Just read what I wrote and what it was responded to, but I am repeating it: I was taking about the upcoming high-resolution R5s having no AA filter and I do not see them doing an APS-C model without an AA filter as they are not going to just ignore video features.The R5 cropped to APS-C dimensions is 17MP. That's less than the current 7D Mark II 20MP sensor, and substantially less than the 32MP M6 Mark II/90D sensor.
The guy was just asking about magnification, DOF, etc. And I explained it to him. I didn't tell anyone what they had to spend on what or what is better for them.But what you don't seem to get is that many of us who use, for example, the 7D Mark II also have a wider lens mounted to our FF 5D-series camera at the same time. So if we accept using an 82MP FF camera in crop mode instead of a 32MP APS-C body, then we need to buy two FF cameras at $8,000+ total ($3,900 + $4,300?) instead of one FF camera and one APS-C camera at about $6,000 total ($3,900 + $2,100?).
I fully understand that you almost exclusively use FF lenses (even though some of your group claim otherwise). You are still missing the point that (all else equal) a FF with the same pixel density as 7D will get more good shots than the small sensor simply because of the wider field of view. I realize that the all else has not been equal in the past and you did get a hell of a bargain on your 7D II cameras (i.e. 1 series AF and speed for way less than a 5 series). The point I have been making is that in an ever shrinking market, there may not be enough demand to justify both a high res FF and a 7D type camera, particularly if the high res FF is fast enough or miracle of miracles shoots in crop frame mode really fast. At the end of the day, the only thing that won't be equal is price and you may have to live with that. At the other end of the spectrum, neither a FF nor a true 7D replacement will fill the space occupied by the very portable M series.By and large, the "7D Mark II crowd" has no use for APS-C lenses of any type. If we want to shoot wide angle, we use wide angle EF lenses on our FF cameras.
What you folks who think you know more about the "7D Mark II crowd" than those of us who actually use them fail to understand is that the vast majority of us also own FF cameras. We use the appropriate tool for the appropriate job. Often we use both FF bodies and our 7D Mark II bodies at the same time. We'll have a "short" or "wide" lens on the FF and a "long" lens on the 7D Mark II.

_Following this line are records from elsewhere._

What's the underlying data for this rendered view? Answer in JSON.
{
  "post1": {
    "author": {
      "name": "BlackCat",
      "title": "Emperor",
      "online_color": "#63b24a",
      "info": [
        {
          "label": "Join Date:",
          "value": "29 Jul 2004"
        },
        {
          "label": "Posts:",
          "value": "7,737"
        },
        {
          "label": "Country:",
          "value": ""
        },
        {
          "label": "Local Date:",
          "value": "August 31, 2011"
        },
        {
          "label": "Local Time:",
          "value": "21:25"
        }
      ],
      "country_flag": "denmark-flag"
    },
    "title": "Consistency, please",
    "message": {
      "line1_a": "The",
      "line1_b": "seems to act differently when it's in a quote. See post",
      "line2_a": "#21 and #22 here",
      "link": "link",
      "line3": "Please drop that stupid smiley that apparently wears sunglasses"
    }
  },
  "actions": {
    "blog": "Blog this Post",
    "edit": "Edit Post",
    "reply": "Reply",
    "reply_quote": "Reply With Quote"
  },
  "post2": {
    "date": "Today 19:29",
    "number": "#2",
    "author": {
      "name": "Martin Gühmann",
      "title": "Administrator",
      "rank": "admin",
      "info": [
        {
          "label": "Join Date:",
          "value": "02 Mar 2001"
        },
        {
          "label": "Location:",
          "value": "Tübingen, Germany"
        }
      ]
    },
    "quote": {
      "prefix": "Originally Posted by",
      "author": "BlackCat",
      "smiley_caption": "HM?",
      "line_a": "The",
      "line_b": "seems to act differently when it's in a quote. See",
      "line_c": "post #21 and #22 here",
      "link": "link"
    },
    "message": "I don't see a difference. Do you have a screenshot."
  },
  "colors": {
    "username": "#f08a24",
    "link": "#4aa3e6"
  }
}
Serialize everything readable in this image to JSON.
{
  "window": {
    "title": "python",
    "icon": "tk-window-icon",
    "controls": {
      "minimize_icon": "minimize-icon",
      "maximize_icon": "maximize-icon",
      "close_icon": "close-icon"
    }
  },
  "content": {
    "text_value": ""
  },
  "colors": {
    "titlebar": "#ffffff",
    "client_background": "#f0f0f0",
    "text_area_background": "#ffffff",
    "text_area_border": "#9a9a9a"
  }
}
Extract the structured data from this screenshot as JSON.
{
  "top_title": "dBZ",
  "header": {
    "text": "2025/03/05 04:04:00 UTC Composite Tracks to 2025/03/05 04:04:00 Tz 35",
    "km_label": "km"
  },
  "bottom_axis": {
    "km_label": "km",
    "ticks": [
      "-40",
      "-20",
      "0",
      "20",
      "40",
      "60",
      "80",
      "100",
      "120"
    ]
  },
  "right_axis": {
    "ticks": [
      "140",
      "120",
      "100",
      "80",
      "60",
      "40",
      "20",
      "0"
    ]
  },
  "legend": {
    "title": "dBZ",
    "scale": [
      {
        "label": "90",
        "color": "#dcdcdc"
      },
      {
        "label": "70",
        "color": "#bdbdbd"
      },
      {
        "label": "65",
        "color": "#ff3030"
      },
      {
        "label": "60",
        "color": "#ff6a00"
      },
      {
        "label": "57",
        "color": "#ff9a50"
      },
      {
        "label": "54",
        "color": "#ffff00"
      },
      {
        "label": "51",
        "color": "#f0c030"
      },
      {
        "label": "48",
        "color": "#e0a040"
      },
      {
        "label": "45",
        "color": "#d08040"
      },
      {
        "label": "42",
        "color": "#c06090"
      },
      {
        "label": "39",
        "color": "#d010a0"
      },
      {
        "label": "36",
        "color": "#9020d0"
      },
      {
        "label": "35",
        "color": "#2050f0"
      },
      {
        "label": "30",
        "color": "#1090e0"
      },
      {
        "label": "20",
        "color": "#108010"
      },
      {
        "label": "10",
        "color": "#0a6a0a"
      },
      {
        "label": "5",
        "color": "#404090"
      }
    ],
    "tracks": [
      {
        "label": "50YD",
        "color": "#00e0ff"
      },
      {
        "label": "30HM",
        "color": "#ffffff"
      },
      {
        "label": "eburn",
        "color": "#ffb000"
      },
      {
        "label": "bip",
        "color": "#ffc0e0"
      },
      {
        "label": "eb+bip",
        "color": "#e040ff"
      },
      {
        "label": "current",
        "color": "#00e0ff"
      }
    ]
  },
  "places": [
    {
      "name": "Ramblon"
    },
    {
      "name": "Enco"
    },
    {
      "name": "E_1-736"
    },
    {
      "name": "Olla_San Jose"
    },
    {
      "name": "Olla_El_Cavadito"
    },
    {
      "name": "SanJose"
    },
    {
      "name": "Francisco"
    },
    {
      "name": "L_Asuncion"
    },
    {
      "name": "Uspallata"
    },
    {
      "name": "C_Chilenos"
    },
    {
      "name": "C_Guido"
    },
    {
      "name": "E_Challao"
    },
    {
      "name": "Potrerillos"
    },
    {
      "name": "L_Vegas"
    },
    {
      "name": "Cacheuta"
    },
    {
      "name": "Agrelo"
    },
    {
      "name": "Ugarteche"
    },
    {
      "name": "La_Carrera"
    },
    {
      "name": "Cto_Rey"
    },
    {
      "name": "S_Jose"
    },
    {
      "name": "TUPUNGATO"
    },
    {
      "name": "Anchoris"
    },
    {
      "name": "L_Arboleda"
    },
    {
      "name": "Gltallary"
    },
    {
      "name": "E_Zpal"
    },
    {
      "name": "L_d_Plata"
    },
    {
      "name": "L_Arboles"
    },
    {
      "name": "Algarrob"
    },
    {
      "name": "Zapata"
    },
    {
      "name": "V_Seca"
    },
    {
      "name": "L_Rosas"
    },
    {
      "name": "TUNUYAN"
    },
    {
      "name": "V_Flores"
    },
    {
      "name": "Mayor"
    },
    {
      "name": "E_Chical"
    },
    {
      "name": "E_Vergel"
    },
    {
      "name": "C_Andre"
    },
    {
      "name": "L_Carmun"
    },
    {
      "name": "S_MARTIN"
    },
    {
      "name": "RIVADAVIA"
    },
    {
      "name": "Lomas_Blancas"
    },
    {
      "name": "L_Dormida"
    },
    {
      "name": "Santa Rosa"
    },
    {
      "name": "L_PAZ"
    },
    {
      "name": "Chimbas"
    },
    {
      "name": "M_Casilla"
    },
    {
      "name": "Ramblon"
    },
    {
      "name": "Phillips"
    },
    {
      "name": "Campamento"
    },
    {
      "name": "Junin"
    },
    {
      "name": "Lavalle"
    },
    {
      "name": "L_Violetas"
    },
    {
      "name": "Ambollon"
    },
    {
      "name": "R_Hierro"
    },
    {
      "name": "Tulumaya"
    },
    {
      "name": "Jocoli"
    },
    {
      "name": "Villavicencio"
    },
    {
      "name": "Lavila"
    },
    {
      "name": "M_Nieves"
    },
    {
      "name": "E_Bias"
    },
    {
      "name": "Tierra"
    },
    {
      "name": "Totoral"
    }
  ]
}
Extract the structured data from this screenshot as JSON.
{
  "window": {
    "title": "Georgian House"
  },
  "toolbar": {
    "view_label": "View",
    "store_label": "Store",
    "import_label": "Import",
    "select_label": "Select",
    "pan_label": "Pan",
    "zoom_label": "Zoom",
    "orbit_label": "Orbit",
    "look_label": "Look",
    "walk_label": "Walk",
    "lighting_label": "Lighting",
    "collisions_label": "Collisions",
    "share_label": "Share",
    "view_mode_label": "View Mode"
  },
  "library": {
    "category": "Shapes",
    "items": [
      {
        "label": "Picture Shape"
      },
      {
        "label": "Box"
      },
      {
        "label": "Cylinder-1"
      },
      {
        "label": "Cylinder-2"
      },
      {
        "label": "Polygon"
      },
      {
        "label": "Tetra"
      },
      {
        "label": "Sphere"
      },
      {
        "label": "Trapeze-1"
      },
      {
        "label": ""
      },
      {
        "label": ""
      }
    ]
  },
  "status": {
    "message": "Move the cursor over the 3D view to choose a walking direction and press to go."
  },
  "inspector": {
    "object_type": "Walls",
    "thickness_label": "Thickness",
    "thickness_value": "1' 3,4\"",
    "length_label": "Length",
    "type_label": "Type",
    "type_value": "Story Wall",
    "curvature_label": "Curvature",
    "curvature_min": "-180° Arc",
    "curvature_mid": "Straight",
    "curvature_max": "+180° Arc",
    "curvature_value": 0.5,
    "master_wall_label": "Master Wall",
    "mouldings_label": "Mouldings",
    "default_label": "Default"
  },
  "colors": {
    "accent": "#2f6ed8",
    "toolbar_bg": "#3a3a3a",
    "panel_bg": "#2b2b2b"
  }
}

That's irrelevant to me, my second body is my 1DX Mark II, which will be replaced by a R1 the moment that comes out. Money is not a factor to me as a professional, which is why I've always enjoyed the 1D series, even when you could afford to buy nearly two R5s for the price of a single 1D.But as a PJ, don't you often have two bodies at the same time? One with a "long" lens and one with a "wide" lens? It takes more than a push of a button to go from 70-200 to 16-35, doesn't it?
What if, for not a whole lot more than the cost of one R5, I can get both an R6 and an R7? Now I've got both lenses mounted and ready to use at the same time. The "long" body is the R7, the "wide" body is the R6. For PJ type work, I've found that wide angle stuff can get by with lower resolution (and lower Tv, which allows f/4 instead of f/2.8 lenses in many situations). It's only the range limited stuff (like your SWAT scenario) where resolution really comes into play.
Not only is an R7 + RF 70-200/2.8 cheaper than an R5 + 300/2.8, it's also a hell of a lot lighter to truck around all day. And then it also gives you a zoom range on the APS-C R7 that is equivalent to 110-320mm angle of view on a FF camera.
Only Canon knows the size of the 7Dii user base. It is an assumption that all current 7Dii users will buy a R7. It is also an assumption that all 7Dii users were birders etc requiring the extra reach compared to other systems. It is not clear how many current 7Dii users have moved to 5D or other systems in the last 7 years or even moved to the R6/7. I moved from 7D to 5Diii to 5Div to R5 for instance.You grossly underestimate the size of the 7D Mark II user base and the market size that an R7 that is basically a mirrorless 7D Mark III would be.